Le Chatelier’s mixing rule has been shown to be an effective measure for estimating the flammability limits of Li-Ion pBVGes. The LFL has a 1.79 % difference while the UFL has a 4.53 % difference. The state of charge (SOC) affects the flammability limits in an apparent parabolic manner, where the widest flammability limits are at or near 100 % SOC.
A series of tests was conducted to determine the effect that concentrations of hydrogen below its lower flammability limit can have on the burning of other materials. The vertical Bunsen burner test cabinet was set up to run tests with hydrogen concentrations varying between 0% and 4% by volume.

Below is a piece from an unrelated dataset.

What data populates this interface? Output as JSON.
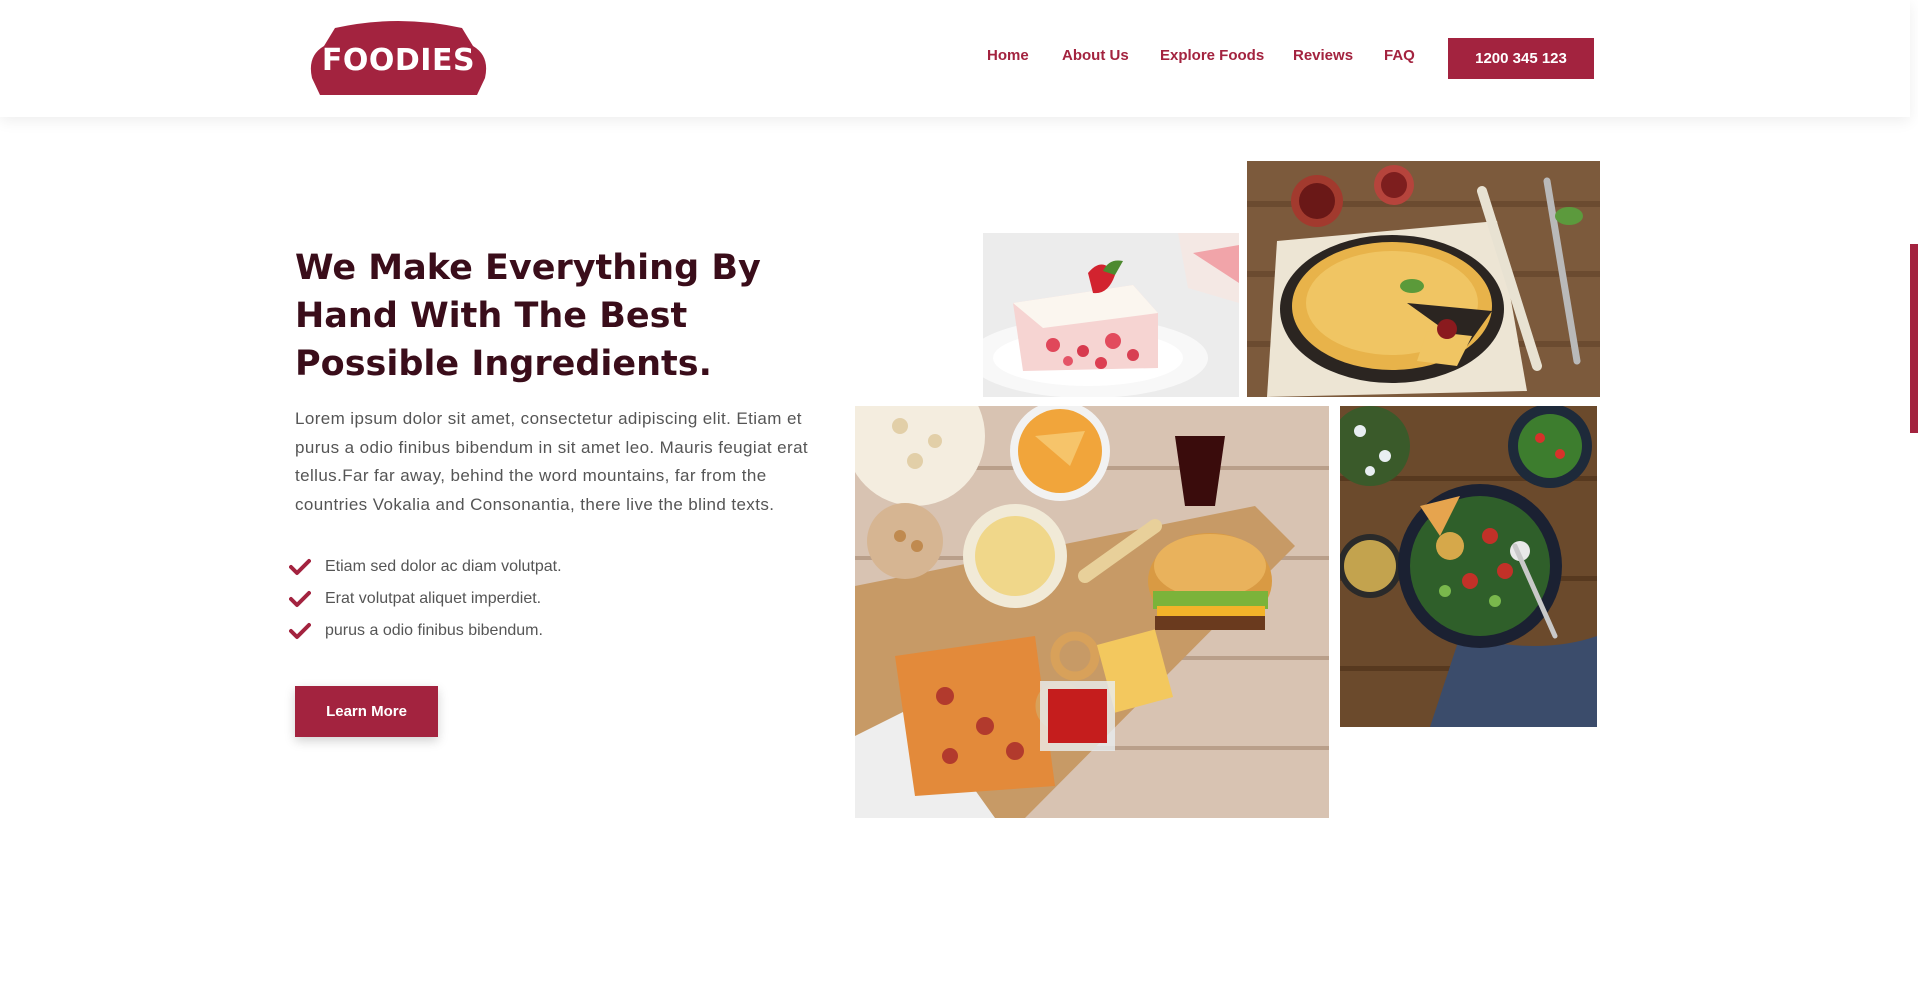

Three different materials were tested: a 1/16″ thick woven carbon fiber, a fabric aircraft seat cover, and an 8-ply unidirectional carbon fiber. All three materials showed significantly increased after-flame times and burn lengths as the concentration of hydrogen increased. The burn rate of both carbon-fiber materials also significantly increased with increased hydrogen concentrations, whereas the burn rate of the seat-cover fabric remained relatively constant for all concentrations.
This report summarizes the research effort undertaken by the FAA to determine any differences in occupant survivability during a simulated post-crash fire when using thermoplastic paneling located in the lower seating area that meets current heat release rate requirements versus paneling that does not meet the current heat release rate requirements. The heat release requirement is based on the Ohio State University (OSU) Rate of Heat Release Test Method.
Two full-scale tests were conducted in the Full-Scale Fire Test Facility at the FAA’s William J. Hughes Technical Center in Atlantic City, New Jersey. The full-scale tests were conducted with a large external fuel fire adjacent to a B-707 narrow-body aircraft fuselage, which simulated a severe but survivable accident in which the fire entered the cabin through a simulated fuselage rupture. The fuselage was instrumented with thermocouples, gas-sampling lines, heat flux transducers, and smoke meters to monitor conditions during the test. The fuselage was also outfitted with flat honeycomb panels installed as sidewalls, stowage bins, and ceiling, and four simulated triple seats constructed of steel angle.
The upper section of the seats contained fire-hardened seat-cushion bottoms and backs that met current FAA flammability requirements, and the lower area contained thermoplastic sheet material on the aft and side areas. During the initial test, thermoplastic paneling that met the current FAA heat release requirements was used, whereas, during a second test, the thermoplastic paneling did not meet current requirements. The tests determined that the use of the noncompliant paneling resulted in more hazardous conditions late in the test.
These conditions were determined using a fractional effective dose model, using temperature and gas data collected during the tests.